▶ **TASK INSTRUCTIONS**
From the records, return each line that has the word "未成年人模式下" in it.

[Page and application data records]
# # # # #

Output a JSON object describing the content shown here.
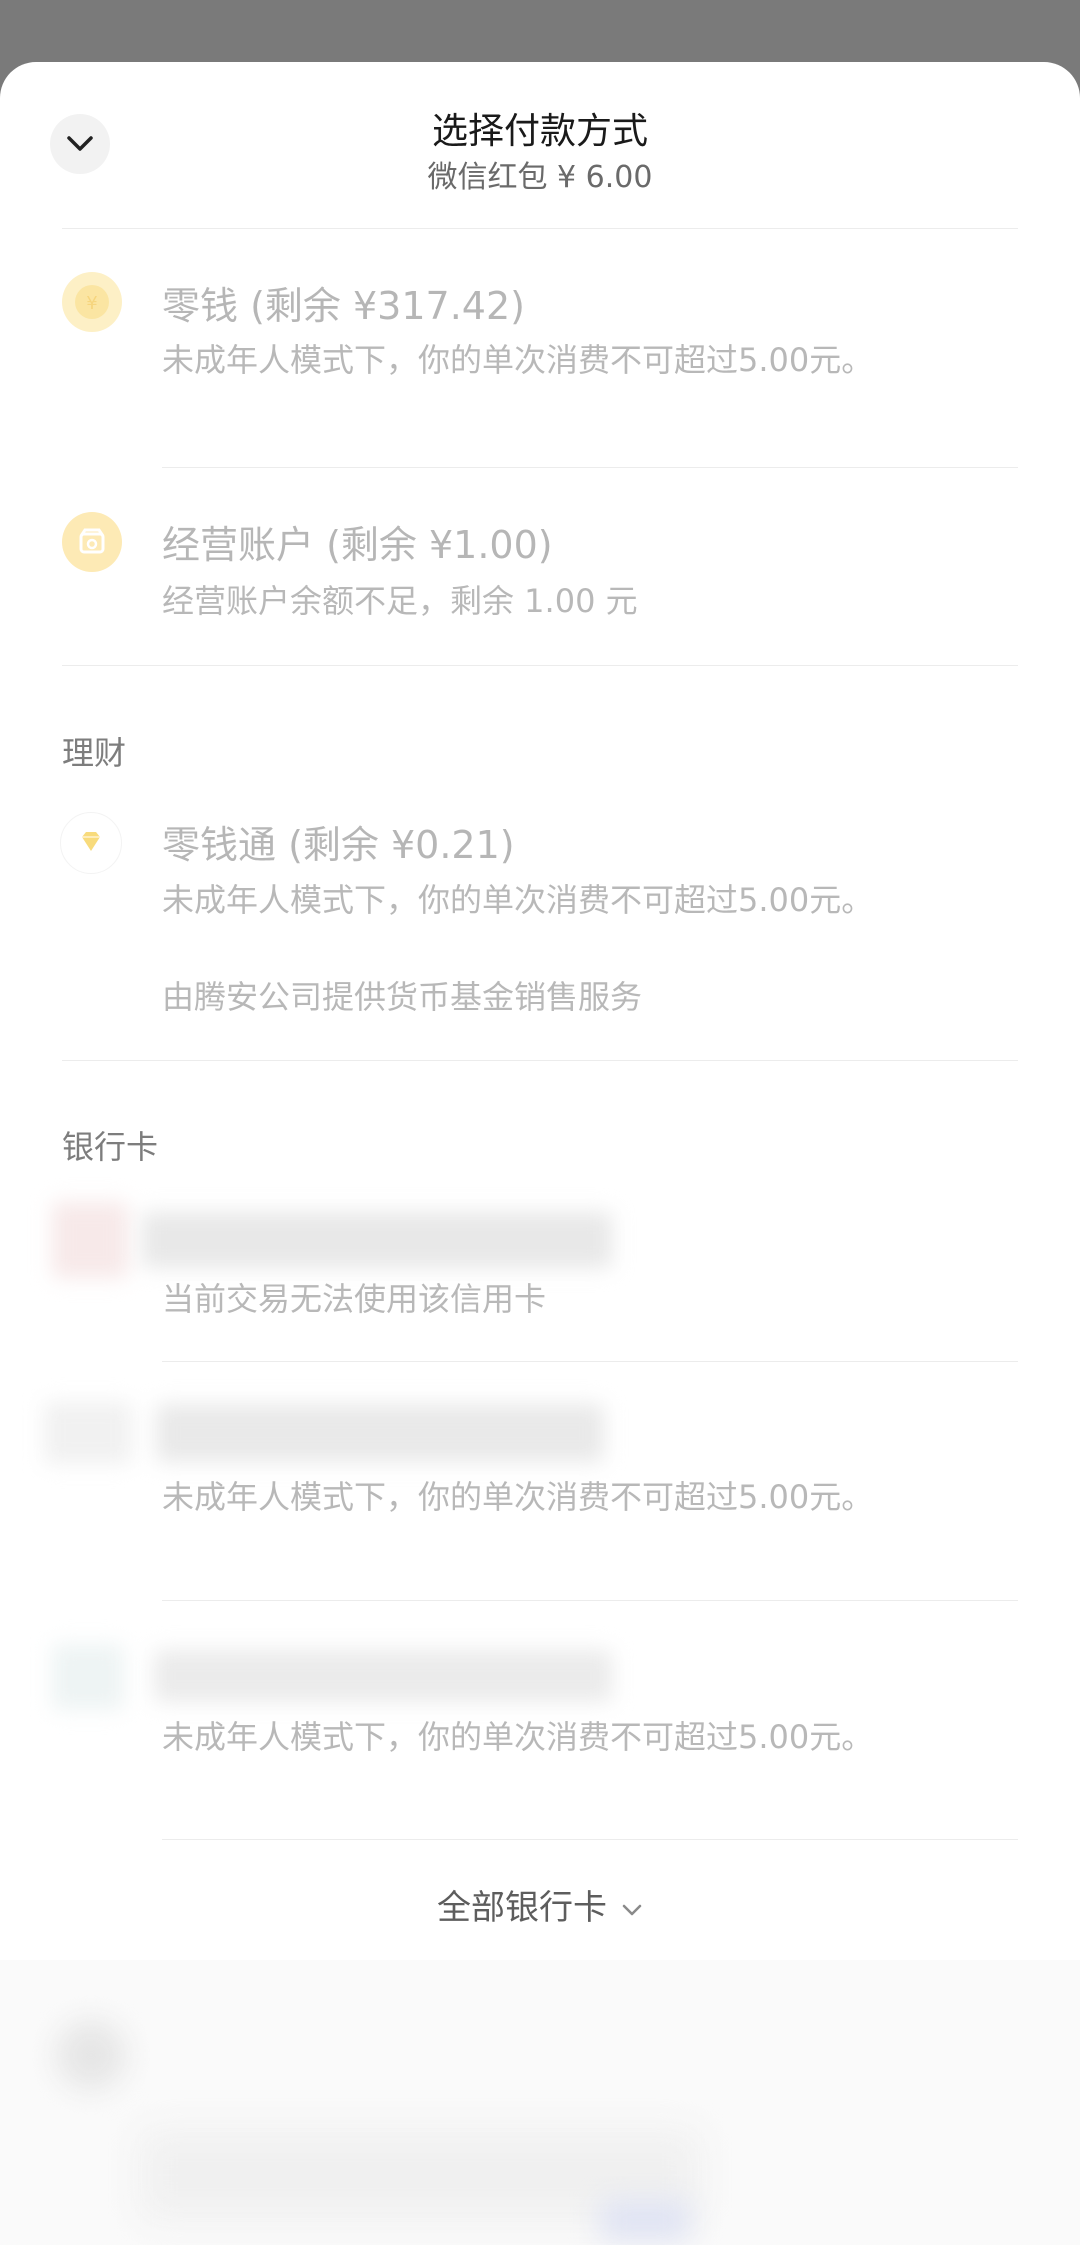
{
  "header": {
    "title": "选择付款方式",
    "subtitle": "微信红包 ¥ 6.00"
  },
  "wallet": {
    "change": {
      "title": "零钱 (剩余 ¥317.42)",
      "desc": "未成年人模式下，你的单次消费不可超过5.00元。"
    },
    "business": {
      "title": "经营账户 (剩余 ¥1.00)",
      "desc": "经营账户余额不足，剩余 1.00 元"
    }
  },
  "wealth": {
    "label": "理财",
    "lingqiantong": {
      "title": "零钱通 (剩余 ¥0.21)",
      "desc": "未成年人模式下，你的单次消费不可超过5.00元。",
      "note": "由腾安公司提供货币基金销售服务"
    }
  },
  "bank_cards": {
    "label": "银行卡",
    "items": [
      {
        "desc": "当前交易无法使用该信用卡"
      },
      {
        "desc": "未成年人模式下，你的单次消费不可超过5.00元。"
      },
      {
        "desc": "未成年人模式下，你的单次消费不可超过5.00元。"
      }
    ],
    "all_label": "全部银行卡"
  },
  "colors": {
    "overlay": "#7a7a7a",
    "coin_yellow": "#fbe6a6",
    "text_disabled": "#b6b6b6"
  },
  "icons": {
    "collapse": "chevron-down-icon",
    "change": "coin-icon",
    "business": "store-icon",
    "lingqiantong": "diamond-icon"
  }
}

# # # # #

▶ **ANSWER TO THIS TASK**
      "desc": "未成年人模式下，你的单次消费不可超过5.00元。"
      "desc": "未成年人模式下，你的单次消费不可超过5.00元。",
        "desc": "未成年人模式下，你的单次消费不可超过5.00元。"
        "desc": "未成年人模式下，你的单次消费不可超过5.00元。"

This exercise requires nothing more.